Data START

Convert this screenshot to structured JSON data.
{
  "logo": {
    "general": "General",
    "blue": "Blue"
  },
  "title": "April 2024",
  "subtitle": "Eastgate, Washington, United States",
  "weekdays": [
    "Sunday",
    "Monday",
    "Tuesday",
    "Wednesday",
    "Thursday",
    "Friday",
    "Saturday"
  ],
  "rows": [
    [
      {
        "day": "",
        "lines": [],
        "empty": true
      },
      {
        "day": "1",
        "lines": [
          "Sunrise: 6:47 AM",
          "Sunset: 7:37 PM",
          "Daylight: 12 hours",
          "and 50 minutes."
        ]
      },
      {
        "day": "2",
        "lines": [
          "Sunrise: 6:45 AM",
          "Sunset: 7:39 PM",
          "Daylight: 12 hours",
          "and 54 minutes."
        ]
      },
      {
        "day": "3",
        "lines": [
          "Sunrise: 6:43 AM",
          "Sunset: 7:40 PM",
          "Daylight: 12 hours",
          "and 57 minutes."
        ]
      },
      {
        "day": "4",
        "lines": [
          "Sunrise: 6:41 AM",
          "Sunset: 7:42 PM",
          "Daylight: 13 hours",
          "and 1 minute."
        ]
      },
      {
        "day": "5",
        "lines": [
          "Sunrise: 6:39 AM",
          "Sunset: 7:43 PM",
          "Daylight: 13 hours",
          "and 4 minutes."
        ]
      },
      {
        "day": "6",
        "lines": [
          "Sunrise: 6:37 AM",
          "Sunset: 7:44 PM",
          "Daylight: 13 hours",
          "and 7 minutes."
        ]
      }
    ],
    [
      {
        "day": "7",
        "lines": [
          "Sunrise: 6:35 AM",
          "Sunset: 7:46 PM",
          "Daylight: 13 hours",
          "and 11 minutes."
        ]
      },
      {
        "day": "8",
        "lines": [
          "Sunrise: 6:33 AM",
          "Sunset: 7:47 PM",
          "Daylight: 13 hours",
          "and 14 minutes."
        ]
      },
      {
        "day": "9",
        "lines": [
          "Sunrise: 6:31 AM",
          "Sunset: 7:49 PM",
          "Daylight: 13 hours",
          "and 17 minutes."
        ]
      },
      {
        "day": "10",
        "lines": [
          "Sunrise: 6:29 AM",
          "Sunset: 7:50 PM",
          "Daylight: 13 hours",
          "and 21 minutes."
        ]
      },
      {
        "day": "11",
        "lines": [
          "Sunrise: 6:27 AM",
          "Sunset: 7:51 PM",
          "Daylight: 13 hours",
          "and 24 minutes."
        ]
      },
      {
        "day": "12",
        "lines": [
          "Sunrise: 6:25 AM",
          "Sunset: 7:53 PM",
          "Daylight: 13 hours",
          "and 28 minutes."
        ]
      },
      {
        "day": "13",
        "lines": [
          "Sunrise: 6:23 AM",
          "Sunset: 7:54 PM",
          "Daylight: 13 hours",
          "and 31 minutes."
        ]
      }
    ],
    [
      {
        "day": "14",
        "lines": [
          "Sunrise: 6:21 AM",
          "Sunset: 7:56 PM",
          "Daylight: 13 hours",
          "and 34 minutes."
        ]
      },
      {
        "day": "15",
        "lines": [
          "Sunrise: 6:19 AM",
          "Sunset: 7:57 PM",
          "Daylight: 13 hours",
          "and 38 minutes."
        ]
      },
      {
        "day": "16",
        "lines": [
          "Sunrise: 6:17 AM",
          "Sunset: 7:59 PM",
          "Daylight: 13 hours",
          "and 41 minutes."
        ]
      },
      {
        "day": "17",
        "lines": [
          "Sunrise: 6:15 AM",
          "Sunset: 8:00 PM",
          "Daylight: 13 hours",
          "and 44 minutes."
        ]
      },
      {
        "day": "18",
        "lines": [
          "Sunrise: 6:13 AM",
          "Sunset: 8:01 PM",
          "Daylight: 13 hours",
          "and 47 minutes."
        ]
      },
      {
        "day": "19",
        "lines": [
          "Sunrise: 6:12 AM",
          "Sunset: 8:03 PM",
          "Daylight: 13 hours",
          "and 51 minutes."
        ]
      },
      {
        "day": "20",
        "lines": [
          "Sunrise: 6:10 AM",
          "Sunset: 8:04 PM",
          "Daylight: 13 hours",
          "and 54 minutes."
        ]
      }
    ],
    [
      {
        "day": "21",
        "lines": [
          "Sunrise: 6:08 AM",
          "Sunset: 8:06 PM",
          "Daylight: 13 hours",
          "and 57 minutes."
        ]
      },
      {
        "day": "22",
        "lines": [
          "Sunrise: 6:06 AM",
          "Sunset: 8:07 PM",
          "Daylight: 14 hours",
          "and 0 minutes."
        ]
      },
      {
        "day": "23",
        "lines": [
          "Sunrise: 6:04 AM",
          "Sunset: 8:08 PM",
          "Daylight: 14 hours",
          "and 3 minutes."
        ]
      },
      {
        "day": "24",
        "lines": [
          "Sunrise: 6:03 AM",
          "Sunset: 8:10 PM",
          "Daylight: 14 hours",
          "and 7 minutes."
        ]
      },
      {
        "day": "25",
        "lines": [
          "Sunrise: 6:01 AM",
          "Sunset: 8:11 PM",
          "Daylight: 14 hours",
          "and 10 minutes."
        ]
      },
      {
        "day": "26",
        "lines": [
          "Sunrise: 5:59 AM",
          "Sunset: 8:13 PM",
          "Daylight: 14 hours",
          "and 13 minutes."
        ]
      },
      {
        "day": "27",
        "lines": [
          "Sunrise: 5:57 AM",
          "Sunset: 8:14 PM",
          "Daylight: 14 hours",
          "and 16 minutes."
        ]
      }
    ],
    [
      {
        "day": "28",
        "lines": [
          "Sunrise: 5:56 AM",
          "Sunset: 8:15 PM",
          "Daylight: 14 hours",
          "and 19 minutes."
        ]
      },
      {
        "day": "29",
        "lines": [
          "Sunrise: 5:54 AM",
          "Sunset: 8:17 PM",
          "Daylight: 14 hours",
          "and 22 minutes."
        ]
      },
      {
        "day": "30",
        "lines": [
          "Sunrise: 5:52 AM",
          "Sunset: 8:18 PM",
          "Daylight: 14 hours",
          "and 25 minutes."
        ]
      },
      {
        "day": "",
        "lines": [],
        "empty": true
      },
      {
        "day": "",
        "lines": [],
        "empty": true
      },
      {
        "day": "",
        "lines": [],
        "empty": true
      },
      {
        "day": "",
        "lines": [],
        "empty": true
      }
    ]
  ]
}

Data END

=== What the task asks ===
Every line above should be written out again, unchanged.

=== The completed task ===
Convert this screenshot to structured JSON data.
{
  "logo": {
    "general": "General",
    "blue": "Blue"
  },
  "title": "April 2024",
  "subtitle": "Eastgate, Washington, United States",
  "weekdays": [
    "Sunday",
    "Monday",
    "Tuesday",
    "Wednesday",
    "Thursday",
    "Friday",
    "Saturday"
  ],
  "rows": [
    [
      {
        "day": "",
        "lines": [],
        "empty": true
      },
      {
        "day": "1",
        "lines": [
          "Sunrise: 6:47 AM",
          "Sunset: 7:37 PM",
          "Daylight: 12 hours",
          "and 50 minutes."
        ]
      },
      {
        "day": "2",
        "lines": [
          "Sunrise: 6:45 AM",
          "Sunset: 7:39 PM",
          "Daylight: 12 hours",
          "and 54 minutes."
        ]
      },
      {
        "day": "3",
        "lines": [
          "Sunrise: 6:43 AM",
          "Sunset: 7:40 PM",
          "Daylight: 12 hours",
          "and 57 minutes."
        ]
      },
      {
        "day": "4",
        "lines": [
          "Sunrise: 6:41 AM",
          "Sunset: 7:42 PM",
          "Daylight: 13 hours",
          "and 1 minute."
        ]
      },
      {
        "day": "5",
        "lines": [
          "Sunrise: 6:39 AM",
          "Sunset: 7:43 PM",
          "Daylight: 13 hours",
          "and 4 minutes."
        ]
      },
      {
        "day": "6",
        "lines": [
          "Sunrise: 6:37 AM",
          "Sunset: 7:44 PM",
          "Daylight: 13 hours",
          "and 7 minutes."
        ]
      }
    ],
    [
      {
        "day": "7",
        "lines": [
          "Sunrise: 6:35 AM",
          "Sunset: 7:46 PM",
          "Daylight: 13 hours",
          "and 11 minutes."
        ]
      },
      {
        "day": "8",
        "lines": [
          "Sunrise: 6:33 AM",
          "Sunset: 7:47 PM",
          "Daylight: 13 hours",
          "and 14 minutes."
        ]
      },
      {
        "day": "9",
        "lines": [
          "Sunrise: 6:31 AM",
          "Sunset: 7:49 PM",
          "Daylight: 13 hours",
          "and 17 minutes."
        ]
      },
      {
        "day": "10",
        "lines": [
          "Sunrise: 6:29 AM",
          "Sunset: 7:50 PM",
          "Daylight: 13 hours",
          "and 21 minutes."
        ]
      },
      {
        "day": "11",
        "lines": [
          "Sunrise: 6:27 AM",
          "Sunset: 7:51 PM",
          "Daylight: 13 hours",
          "and 24 minutes."
        ]
      },
      {
        "day": "12",
        "lines": [
          "Sunrise: 6:25 AM",
          "Sunset: 7:53 PM",
          "Daylight: 13 hours",
          "and 28 minutes."
        ]
      },
      {
        "day": "13",
        "lines": [
          "Sunrise: 6:23 AM",
          "Sunset: 7:54 PM",
          "Daylight: 13 hours",
          "and 31 minutes."
        ]
      }
    ],
    [
      {
        "day": "14",
        "lines": [
          "Sunrise: 6:21 AM",
          "Sunset: 7:56 PM",
          "Daylight: 13 hours",
          "and 34 minutes."
        ]
      },
      {
        "day": "15",
        "lines": [
          "Sunrise: 6:19 AM",
          "Sunset: 7:57 PM",
          "Daylight: 13 hours",
          "and 38 minutes."
        ]
      },
      {
        "day": "16",
        "lines": [
          "Sunrise: 6:17 AM",
          "Sunset: 7:59 PM",
          "Daylight: 13 hours",
          "and 41 minutes."
        ]
      },
      {
        "day": "17",
        "lines": [
          "Sunrise: 6:15 AM",
          "Sunset: 8:00 PM",
          "Daylight: 13 hours",
          "and 44 minutes."
        ]
      },
      {
        "day": "18",
        "lines": [
          "Sunrise: 6:13 AM",
          "Sunset: 8:01 PM",
          "Daylight: 13 hours",
          "and 47 minutes."
        ]
      },
      {
        "day": "19",
        "lines": [
          "Sunrise: 6:12 AM",
          "Sunset: 8:03 PM",
          "Daylight: 13 hours",
          "and 51 minutes."
        ]
      },
      {
        "day": "20",
        "lines": [
          "Sunrise: 6:10 AM",
          "Sunset: 8:04 PM",
          "Daylight: 13 hours",
          "and 54 minutes."
        ]
      }
    ],
    [
      {
        "day": "21",
        "lines": [
          "Sunrise: 6:08 AM",
          "Sunset: 8:06 PM",
          "Daylight: 13 hours",
          "and 57 minutes."
        ]
      },
      {
        "day": "22",
        "lines": [
          "Sunrise: 6:06 AM",
          "Sunset: 8:07 PM",
          "Daylight: 14 hours",
          "and 0 minutes."
        ]
      },
      {
        "day": "23",
        "lines": [
          "Sunrise: 6:04 AM",
          "Sunset: 8:08 PM",
          "Daylight: 14 hours",
          "and 3 minutes."
        ]
      },
      {
        "day": "24",
        "lines": [
          "Sunrise: 6:03 AM",
          "Sunset: 8:10 PM",
          "Daylight: 14 hours",
          "and 7 minutes."
        ]
      },
      {
        "day": "25",
        "lines": [
          "Sunrise: 6:01 AM",
          "Sunset: 8:11 PM",
          "Daylight: 14 hours",
          "and 10 minutes."
        ]
      },
      {
        "day": "26",
        "lines": [
          "Sunrise: 5:59 AM",
          "Sunset: 8:13 PM",
          "Daylight: 14 hours",
          "and 13 minutes."
        ]
      },
      {
        "day": "27",
        "lines": [
          "Sunrise: 5:57 AM",
          "Sunset: 8:14 PM",
          "Daylight: 14 hours",
          "and 16 minutes."
        ]
      }
    ],
    [
      {
        "day": "28",
        "lines": [
          "Sunrise: 5:56 AM",
          "Sunset: 8:15 PM",
          "Daylight: 14 hours",
          "and 19 minutes."
        ]
      },
      {
        "day": "29",
        "lines": [
          "Sunrise: 5:54 AM",
          "Sunset: 8:17 PM",
          "Daylight: 14 hours",
          "and 22 minutes."
        ]
      },
      {
        "day": "30",
        "lines": [
          "Sunrise: 5:52 AM",
          "Sunset: 8:18 PM",
          "Daylight: 14 hours",
          "and 25 minutes."
        ]
      },
      {
        "day": "",
        "lines": [],
        "empty": true
      },
      {
        "day": "",
        "lines": [],
        "empty": true
      },
      {
        "day": "",
        "lines": [],
        "empty": true
      },
      {
        "day": "",
        "lines": [],
        "empty": true
      }
    ]
  ]
}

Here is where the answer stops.